Let’s say you hypothetically noticed a bat or two in your home over the winter and called Northern Pest in the late spring to set up an inspection. Your technician arrives in early June, and writes up a quote, which you consider for a week or so. You decide to move forward with the bat eviction, and call to schedule the work to be done, only to be told that we need to hold off on installing your check valves (the one-way doors used to evict bats) until mid-August. Why is that?
The reason is because up until that time, any juvenile bats that might be in your attic are still unable to fly on their own. They will starve to death if their mother exits the den to feed and is unable to return due to the check valves and seal work we would have completed. However, a couple weeks into August, the juvenile bats that have been maturing all season are finally ready to spread their wings and move out of the house – literally.

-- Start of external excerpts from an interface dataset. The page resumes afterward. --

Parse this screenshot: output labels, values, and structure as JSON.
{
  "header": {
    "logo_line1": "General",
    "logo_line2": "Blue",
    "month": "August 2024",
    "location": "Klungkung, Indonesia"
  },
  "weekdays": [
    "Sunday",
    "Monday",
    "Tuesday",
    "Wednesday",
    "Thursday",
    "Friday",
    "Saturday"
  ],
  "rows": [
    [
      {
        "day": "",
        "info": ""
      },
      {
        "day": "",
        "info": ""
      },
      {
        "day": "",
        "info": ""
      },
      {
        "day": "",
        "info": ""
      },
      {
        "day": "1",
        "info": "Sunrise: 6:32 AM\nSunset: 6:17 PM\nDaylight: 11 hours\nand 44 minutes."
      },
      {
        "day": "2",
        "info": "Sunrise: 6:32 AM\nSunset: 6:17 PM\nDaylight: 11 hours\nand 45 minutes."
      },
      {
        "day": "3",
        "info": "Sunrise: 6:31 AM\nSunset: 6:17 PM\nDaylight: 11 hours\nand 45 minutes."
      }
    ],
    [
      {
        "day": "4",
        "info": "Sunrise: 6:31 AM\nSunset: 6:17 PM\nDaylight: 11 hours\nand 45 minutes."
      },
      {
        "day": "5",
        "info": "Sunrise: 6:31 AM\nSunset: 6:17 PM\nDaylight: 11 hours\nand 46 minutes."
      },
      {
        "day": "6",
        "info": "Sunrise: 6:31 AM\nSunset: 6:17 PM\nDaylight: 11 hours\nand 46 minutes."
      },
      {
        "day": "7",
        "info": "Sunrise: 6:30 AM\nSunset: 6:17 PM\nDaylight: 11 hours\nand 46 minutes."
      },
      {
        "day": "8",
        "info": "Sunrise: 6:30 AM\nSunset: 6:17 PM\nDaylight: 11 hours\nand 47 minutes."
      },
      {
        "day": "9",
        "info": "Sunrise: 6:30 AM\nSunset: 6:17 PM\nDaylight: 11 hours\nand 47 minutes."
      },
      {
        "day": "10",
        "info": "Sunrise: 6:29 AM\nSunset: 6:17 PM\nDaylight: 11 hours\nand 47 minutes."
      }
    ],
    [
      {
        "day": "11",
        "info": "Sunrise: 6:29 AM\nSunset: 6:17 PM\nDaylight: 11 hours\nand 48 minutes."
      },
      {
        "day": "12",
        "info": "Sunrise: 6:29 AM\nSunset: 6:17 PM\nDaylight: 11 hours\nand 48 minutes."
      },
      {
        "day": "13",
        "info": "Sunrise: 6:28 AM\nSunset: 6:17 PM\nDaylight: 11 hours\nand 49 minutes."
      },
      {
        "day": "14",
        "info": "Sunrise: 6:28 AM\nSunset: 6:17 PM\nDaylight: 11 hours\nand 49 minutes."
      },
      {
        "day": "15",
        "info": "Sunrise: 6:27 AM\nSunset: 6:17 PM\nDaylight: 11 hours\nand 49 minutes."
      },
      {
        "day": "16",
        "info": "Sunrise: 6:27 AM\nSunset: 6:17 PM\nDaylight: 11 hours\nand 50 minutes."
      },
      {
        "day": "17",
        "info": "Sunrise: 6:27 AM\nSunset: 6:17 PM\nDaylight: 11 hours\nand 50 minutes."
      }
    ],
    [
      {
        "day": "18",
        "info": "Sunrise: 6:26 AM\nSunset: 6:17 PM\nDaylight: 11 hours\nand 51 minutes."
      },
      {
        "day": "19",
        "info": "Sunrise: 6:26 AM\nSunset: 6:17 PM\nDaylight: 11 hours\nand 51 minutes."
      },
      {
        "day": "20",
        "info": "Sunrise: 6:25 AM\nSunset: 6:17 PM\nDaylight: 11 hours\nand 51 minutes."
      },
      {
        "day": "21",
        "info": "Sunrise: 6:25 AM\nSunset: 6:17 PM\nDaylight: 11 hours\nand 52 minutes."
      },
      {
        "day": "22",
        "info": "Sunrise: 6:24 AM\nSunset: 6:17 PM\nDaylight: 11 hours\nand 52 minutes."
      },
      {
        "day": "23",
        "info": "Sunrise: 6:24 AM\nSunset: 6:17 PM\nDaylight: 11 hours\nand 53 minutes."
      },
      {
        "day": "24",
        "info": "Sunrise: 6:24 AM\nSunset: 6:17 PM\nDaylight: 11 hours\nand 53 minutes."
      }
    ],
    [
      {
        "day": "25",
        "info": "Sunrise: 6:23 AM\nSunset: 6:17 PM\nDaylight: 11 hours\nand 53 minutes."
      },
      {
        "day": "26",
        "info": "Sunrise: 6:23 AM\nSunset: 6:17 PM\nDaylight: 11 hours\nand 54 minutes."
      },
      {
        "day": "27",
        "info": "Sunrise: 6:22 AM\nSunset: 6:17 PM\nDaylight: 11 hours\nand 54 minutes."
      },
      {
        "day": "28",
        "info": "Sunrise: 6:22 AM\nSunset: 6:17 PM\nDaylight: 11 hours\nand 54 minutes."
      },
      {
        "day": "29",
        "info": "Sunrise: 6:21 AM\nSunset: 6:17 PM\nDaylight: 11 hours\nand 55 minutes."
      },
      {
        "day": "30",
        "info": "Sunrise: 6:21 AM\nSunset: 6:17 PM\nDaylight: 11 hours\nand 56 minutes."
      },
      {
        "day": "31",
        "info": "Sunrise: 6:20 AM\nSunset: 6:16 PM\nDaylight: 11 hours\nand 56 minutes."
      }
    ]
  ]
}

This can present another problem, which is why most of our calls for bats inside peoples’ homes come between late July and early August. Juvenile bats, like children, are a bit clumsy, and can end up in odd places. Open windows, chimney flues, and furnace exhaust pipes are just a few examples of areas a young bat might try to enter. It is also common for a juvenile bat from one colony to enter an entirely different home through a gap in a soffit, or underneath a ridge vent, and get into a new attic space.
Once inside the attic, a young bat may not realize how to get back out and end up within the living space of your home. This happens through cold air returns, recessed lights, and open wall voids leading to the basement. Understandably, a bat within the home is distressing to people and many customers have called for a singular sighting of one.
To minimize the risk of waking up to a bat in your bedroom, the best time of year to complete bat-work is between April and June. If you need to wait until after August, try to get something done before the first constant frost (usually early November), as an overwintering colony in your attic has the possibility of a torpid (low-activity) bat being disturbed and entering your home through a wall void or something similar.
Call Northern Pest today if you think you might have a colony in your attic; there’s still time this year to get your valves installed and minimize the risk of a bat in your home!